AAOIFI states: “The stipulation of a contract of sale within a contract of Qard is a means towards obtaining an excess in Qard as he may oblige him with respect to the price for the sake of Qard, and in this way the Qard will be created with a stipulated excess, which is Riba…The stipulation of a contract of sale within a contract of Qard removes the contract of Qard from its main purpose…The reason is that Qard is not a commutative contract, it is rather a contract of piety and virtue; thus, it is not valid if compensation is stipulated in it. If Qard is linked to a commutative contract, it will receive a part in the compensation and this will take it out of its required purpose. This will nullify it and nullify the commutative contract linked to it as well.”
AAOIFI relates the Hadith associated with this type of transaction: “The bases for the prohibition of stipulating a contract of sale within the contract of Qard are the following: The saying of the Prophet (peace be upon him): “A Salaf (loan) and sale (in one contract) are not permitted nor are two conditions in a sale nor the profit from a thing for which the liability for loss is not borne nor the sale of what you do not have”. (Related by Abu Dawud).”
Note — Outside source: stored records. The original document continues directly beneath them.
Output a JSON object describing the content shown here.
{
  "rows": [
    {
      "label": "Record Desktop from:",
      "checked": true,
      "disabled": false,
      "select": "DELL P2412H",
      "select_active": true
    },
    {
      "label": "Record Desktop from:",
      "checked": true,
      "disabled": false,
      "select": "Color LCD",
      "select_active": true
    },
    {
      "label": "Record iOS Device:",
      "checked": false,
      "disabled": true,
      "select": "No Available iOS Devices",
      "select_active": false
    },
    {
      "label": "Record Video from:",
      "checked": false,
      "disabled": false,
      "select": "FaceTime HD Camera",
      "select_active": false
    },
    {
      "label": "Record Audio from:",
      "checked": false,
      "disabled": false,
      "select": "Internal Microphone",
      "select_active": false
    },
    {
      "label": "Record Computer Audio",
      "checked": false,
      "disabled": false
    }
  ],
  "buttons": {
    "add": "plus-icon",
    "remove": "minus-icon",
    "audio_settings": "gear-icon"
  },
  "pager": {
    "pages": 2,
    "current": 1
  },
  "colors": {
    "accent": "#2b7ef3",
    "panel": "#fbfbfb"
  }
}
This is discussed in IBN AL-QAYYIM’s (died c. 1350 A.D.) ‘A’alam Al-Muwaqi’in’ where he states: “The Prophet (peace be upon him) has forbidden the combination of a Loan and a Sale, whilst on their own are permissible. This is because it is a subterfuge to lend him a Thousand and sell him merchandise worth Eight Hundred for another Thousand. Thus he would have given him a Thousand and merchandise worth Eight Hundred to take from him Two Thousand, and that is the meaning of Riba.”
…Continued in Part 9.